- _To do_
An exact reproduction of the data below is expected, free of images.

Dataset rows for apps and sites
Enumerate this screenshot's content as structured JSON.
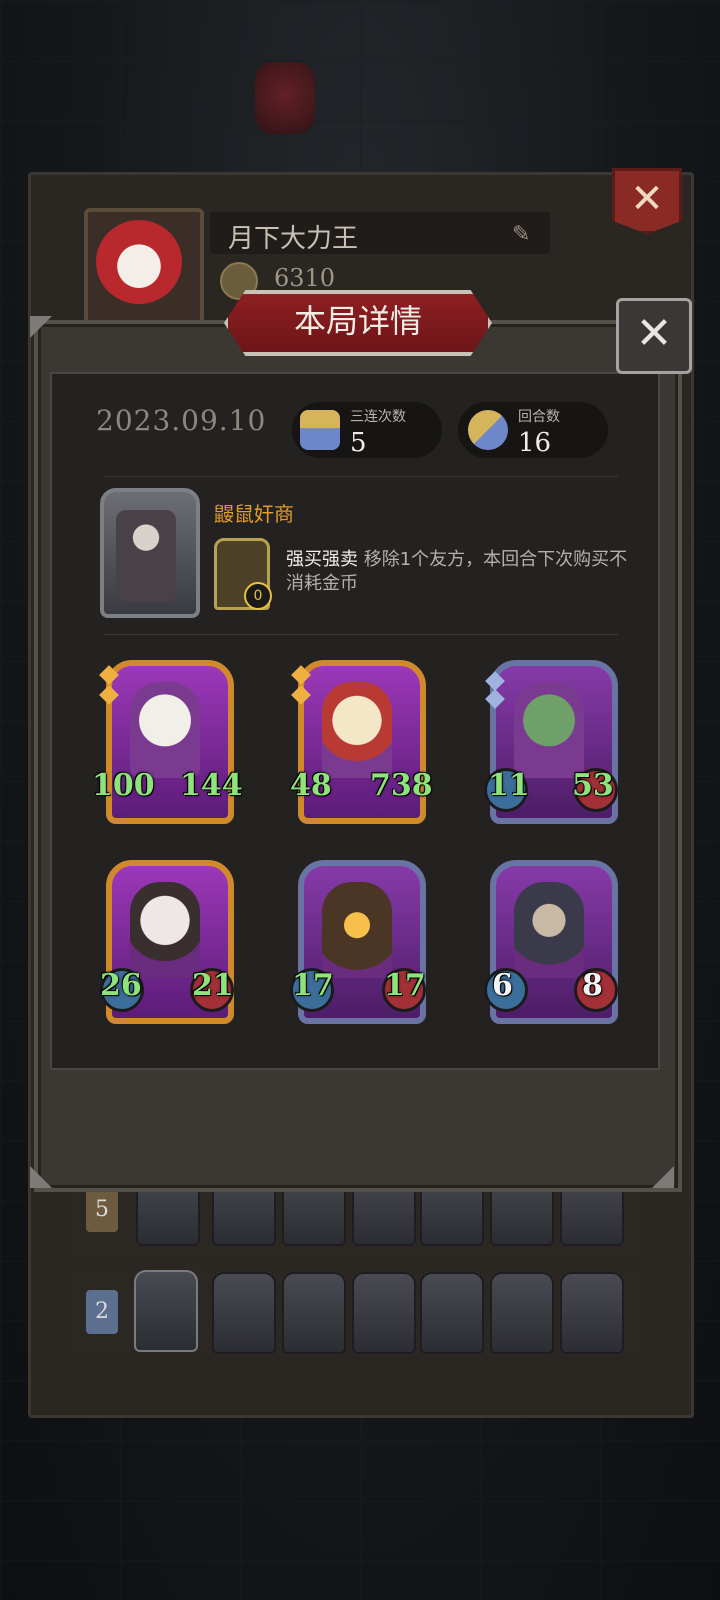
{
  "profile": {
    "player_name": "月下大力王",
    "gold": "6310"
  },
  "modal": {
    "title": "本局详情",
    "date": "2023.09.10",
    "stats": [
      {
        "label": "三连次数",
        "value": "5",
        "icon": "triple-icon"
      },
      {
        "label": "回合数",
        "value": "16",
        "icon": "rounds-icon"
      }
    ],
    "hero": {
      "name": "鼹鼠奸商",
      "skill_name": "强买强卖",
      "skill_desc": "移除1个友方，本回合下次购买不消耗金币",
      "skill_counter": "0"
    },
    "cards": [
      {
        "attack": "100",
        "health": "144",
        "frame": "gold"
      },
      {
        "attack": "48",
        "health": "738",
        "frame": "gold"
      },
      {
        "attack": "11",
        "health": "53",
        "frame": "blue"
      },
      {
        "attack": "26",
        "health": "21",
        "frame": "gold"
      },
      {
        "attack": "17",
        "health": "17",
        "frame": "blue"
      },
      {
        "attack": "6",
        "health": "8",
        "frame": "blue"
      }
    ]
  },
  "history_rows": [
    {
      "rank": "5"
    },
    {
      "rank": "2"
    }
  ]
}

- _Answer area_
Enumerate this screenshot's content as structured JSON.
{
  "profile": {
    "player_name": "月下大力王",
    "gold": "6310"
  },
  "modal": {
    "title": "本局详情",
    "date": "2023.09.10",
    "stats": [
      {
        "label": "三连次数",
        "value": "5",
        "icon": "triple-icon"
      },
      {
        "label": "回合数",
        "value": "16",
        "icon": "rounds-icon"
      }
    ],
    "hero": {
      "name": "鼹鼠奸商",
      "skill_name": "强买强卖",
      "skill_desc": "移除1个友方，本回合下次购买不消耗金币",
      "skill_counter": "0"
    },
    "cards": [
      {
        "attack": "100",
        "health": "144",
        "frame": "gold"
      },
      {
        "attack": "48",
        "health": "738",
        "frame": "gold"
      },
      {
        "attack": "11",
        "health": "53",
        "frame": "blue"
      },
      {
        "attack": "26",
        "health": "21",
        "frame": "gold"
      },
      {
        "attack": "17",
        "health": "17",
        "frame": "blue"
      },
      {
        "attack": "6",
        "health": "8",
        "frame": "blue"
      }
    ]
  },
  "history_rows": [
    {
      "rank": "5"
    },
    {
      "rank": "2"
    }
  ]
}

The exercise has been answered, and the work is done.